The response must consist of each line in the listing that has the word "this" in it.

Source material =
_ _ _ _

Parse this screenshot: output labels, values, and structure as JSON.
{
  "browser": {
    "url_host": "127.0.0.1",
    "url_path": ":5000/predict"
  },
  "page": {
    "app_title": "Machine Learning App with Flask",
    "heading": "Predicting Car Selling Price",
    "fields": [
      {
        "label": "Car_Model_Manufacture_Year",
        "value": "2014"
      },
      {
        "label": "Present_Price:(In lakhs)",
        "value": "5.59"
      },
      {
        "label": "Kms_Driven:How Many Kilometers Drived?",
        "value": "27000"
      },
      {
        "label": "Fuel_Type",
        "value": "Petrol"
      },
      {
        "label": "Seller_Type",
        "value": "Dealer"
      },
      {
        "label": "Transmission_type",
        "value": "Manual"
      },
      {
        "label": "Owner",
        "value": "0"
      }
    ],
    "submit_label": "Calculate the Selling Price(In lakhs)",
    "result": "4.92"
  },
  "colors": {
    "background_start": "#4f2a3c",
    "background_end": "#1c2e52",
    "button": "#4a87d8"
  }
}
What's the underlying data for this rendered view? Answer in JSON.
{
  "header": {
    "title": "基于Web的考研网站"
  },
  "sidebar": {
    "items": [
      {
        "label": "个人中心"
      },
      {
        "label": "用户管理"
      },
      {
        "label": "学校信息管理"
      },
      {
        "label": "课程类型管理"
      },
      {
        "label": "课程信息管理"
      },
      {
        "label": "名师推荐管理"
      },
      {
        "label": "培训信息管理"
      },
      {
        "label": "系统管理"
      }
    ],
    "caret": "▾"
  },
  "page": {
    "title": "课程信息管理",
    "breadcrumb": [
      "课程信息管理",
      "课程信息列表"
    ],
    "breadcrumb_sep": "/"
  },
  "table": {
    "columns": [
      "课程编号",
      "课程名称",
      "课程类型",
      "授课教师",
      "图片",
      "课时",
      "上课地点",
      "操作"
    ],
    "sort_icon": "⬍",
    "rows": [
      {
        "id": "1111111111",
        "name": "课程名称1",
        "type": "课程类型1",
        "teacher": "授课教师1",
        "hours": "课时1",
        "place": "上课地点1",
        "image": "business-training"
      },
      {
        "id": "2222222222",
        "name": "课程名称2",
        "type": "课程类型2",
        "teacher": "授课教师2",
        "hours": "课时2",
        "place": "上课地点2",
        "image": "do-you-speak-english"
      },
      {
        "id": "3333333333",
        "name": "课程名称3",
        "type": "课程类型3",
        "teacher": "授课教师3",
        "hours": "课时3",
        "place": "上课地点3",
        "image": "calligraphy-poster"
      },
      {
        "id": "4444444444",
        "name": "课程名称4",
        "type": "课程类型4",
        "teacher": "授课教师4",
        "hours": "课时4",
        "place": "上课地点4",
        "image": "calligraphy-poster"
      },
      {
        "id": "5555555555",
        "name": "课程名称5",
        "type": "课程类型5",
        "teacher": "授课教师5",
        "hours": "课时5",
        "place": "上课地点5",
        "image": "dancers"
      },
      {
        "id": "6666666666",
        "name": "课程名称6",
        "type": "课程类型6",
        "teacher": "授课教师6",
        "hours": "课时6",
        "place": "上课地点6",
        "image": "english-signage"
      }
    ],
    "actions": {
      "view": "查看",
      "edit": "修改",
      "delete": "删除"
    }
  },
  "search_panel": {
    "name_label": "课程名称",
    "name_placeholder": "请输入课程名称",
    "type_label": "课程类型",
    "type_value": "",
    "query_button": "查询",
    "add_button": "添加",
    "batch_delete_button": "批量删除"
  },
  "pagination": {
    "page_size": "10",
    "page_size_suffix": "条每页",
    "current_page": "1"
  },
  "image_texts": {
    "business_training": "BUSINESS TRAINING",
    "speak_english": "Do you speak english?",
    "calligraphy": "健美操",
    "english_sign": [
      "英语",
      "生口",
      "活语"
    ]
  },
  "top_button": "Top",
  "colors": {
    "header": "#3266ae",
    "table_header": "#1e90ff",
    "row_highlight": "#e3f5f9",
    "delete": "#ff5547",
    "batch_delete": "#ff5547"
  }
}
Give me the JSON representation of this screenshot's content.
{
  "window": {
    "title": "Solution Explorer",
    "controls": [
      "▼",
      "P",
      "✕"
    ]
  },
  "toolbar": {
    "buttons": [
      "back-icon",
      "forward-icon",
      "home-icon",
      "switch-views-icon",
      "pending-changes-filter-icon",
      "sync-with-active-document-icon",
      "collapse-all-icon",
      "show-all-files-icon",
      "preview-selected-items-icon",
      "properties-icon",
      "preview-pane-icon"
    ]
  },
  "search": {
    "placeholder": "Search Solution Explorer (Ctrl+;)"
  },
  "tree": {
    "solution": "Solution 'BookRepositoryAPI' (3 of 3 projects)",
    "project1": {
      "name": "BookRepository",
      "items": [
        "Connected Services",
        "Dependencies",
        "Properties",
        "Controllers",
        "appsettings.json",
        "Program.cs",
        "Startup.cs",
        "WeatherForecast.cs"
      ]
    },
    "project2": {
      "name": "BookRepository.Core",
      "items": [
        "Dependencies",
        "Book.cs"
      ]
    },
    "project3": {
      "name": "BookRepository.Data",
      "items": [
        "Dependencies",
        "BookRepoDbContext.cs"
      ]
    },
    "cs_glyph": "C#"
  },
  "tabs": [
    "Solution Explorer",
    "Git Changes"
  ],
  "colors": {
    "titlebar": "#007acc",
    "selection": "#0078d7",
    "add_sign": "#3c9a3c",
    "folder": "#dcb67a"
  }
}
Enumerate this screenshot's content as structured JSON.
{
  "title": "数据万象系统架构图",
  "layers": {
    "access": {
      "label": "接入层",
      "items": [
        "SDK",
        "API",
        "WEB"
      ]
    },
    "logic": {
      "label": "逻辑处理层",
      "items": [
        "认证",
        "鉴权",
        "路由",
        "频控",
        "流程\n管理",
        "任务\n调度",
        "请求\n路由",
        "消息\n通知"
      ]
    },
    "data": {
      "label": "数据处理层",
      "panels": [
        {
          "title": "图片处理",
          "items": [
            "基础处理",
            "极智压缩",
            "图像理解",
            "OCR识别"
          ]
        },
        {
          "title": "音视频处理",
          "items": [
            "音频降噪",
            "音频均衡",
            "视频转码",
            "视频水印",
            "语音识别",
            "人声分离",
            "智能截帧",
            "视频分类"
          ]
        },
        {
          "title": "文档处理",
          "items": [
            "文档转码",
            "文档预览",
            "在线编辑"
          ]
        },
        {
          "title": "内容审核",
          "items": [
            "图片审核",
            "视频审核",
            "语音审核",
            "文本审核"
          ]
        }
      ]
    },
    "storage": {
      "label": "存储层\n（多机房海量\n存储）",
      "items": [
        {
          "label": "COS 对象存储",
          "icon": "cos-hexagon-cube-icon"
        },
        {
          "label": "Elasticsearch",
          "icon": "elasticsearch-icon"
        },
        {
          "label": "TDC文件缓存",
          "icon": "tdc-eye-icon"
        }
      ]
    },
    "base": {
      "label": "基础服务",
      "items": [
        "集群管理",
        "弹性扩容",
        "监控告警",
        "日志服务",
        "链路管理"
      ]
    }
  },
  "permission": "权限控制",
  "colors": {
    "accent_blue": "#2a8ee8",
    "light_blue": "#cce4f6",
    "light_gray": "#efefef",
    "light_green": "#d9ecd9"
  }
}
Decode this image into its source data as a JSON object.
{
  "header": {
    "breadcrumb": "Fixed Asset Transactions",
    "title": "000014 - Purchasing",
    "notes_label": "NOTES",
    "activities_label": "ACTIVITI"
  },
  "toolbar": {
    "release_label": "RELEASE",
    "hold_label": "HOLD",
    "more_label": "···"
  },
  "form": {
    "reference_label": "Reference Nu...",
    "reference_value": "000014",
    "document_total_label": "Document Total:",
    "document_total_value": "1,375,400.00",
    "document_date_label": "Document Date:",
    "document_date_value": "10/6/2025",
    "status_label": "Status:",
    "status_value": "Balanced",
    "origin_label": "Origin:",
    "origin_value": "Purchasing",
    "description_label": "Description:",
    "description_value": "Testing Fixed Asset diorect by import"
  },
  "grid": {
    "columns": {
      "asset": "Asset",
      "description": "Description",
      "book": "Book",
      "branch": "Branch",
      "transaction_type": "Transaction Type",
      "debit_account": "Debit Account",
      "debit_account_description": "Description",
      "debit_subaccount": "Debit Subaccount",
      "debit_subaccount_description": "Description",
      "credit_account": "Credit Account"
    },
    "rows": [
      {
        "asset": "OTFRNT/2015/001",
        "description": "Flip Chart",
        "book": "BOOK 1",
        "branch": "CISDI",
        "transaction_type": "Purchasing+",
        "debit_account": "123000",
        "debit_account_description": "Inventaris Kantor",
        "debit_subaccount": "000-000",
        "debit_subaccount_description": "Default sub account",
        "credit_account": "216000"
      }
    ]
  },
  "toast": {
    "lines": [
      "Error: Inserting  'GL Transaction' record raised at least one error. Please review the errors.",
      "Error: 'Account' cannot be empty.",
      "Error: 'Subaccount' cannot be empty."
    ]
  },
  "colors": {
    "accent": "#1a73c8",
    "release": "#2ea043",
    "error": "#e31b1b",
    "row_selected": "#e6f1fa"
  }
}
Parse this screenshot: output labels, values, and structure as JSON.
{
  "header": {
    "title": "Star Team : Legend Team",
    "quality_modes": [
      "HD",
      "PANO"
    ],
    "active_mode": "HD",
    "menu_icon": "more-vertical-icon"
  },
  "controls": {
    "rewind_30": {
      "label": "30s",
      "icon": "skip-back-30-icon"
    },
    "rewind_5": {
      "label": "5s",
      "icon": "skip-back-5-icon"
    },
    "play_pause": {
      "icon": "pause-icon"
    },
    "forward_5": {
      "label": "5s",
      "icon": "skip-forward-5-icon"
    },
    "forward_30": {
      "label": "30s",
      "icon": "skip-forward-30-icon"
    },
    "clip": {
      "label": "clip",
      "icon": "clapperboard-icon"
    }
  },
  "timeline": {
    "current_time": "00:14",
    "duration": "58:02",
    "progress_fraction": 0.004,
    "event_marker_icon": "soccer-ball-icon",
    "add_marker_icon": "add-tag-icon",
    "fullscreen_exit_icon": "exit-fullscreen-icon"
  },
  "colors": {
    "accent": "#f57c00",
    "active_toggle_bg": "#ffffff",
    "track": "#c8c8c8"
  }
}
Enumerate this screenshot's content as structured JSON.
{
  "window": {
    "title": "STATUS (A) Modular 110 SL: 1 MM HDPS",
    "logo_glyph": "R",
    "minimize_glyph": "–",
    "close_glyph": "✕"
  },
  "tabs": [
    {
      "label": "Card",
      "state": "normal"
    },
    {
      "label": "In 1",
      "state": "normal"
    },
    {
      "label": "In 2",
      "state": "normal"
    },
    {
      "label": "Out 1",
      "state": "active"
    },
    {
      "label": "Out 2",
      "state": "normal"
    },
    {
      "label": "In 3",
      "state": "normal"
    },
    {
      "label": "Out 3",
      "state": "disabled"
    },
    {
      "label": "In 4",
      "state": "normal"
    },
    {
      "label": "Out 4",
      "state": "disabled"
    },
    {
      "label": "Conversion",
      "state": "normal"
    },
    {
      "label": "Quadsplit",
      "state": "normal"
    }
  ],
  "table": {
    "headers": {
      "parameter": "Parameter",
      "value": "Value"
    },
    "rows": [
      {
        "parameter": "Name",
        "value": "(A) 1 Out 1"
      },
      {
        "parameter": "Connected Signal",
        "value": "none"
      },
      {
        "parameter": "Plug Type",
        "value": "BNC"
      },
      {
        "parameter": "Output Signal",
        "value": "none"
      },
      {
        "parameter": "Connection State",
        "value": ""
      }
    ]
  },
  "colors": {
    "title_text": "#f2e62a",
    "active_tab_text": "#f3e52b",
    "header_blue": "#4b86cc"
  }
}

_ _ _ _

Exercise answer =
Parse this screenshot: output labels, values, and structure as JSON.
What's the underlying data for this rendered view? Answer in JSON.
Give me the JSON representation of this screenshot's content.
Enumerate this screenshot's content as structured JSON.
Decode this image into its source data as a JSON object.
Parse this screenshot: output labels, values, and structure as JSON.
Enumerate this screenshot's content as structured JSON.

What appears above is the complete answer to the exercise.